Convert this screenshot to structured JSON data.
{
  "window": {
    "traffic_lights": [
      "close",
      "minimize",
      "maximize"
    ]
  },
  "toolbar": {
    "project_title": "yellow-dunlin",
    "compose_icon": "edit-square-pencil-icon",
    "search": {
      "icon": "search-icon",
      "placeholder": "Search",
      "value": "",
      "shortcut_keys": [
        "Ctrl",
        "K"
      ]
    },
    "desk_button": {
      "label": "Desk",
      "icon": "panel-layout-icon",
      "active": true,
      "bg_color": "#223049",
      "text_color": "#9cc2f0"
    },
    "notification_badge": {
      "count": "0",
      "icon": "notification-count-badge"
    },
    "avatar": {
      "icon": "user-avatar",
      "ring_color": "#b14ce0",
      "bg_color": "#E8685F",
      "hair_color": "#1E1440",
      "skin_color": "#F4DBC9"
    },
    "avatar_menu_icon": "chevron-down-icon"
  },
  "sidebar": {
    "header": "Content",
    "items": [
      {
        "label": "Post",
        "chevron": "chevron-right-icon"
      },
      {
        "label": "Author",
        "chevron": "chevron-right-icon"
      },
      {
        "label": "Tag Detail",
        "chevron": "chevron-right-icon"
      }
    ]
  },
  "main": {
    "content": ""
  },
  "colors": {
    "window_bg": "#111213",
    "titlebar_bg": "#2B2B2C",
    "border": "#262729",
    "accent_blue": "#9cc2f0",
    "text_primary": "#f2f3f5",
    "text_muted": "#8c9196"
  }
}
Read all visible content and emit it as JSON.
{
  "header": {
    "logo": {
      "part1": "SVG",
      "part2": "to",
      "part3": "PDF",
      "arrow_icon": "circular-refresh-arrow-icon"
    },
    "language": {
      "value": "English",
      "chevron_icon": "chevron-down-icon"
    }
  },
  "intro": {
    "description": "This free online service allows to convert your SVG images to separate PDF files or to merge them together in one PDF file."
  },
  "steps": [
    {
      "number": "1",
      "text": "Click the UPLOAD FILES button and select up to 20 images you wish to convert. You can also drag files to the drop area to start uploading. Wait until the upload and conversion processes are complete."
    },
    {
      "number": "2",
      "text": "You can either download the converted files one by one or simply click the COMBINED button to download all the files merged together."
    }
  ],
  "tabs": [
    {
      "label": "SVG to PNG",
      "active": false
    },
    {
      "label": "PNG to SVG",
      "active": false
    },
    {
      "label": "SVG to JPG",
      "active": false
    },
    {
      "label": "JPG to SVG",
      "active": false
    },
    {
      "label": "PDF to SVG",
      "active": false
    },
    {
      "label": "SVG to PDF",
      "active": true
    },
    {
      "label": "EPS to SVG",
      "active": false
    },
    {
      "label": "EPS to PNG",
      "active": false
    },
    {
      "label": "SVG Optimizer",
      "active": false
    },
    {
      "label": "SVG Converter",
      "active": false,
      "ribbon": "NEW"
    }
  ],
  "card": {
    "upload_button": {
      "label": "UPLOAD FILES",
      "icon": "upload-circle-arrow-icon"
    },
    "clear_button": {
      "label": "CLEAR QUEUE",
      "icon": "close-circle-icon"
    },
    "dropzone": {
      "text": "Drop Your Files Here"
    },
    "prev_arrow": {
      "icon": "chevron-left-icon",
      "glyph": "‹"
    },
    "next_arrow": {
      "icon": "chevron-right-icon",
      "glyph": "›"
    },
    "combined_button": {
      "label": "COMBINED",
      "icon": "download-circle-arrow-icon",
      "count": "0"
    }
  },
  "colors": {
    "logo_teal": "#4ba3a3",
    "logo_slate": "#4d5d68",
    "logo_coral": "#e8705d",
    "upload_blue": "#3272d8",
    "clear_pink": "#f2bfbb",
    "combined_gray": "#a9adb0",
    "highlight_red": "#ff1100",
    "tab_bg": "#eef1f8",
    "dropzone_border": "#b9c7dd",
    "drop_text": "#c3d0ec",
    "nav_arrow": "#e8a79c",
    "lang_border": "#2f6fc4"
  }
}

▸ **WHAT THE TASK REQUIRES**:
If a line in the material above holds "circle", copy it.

▸ **RESULT BELOW**:
      "icon": "upload-circle-arrow-icon"
      "icon": "close-circle-icon"
      "icon": "download-circle-arrow-icon",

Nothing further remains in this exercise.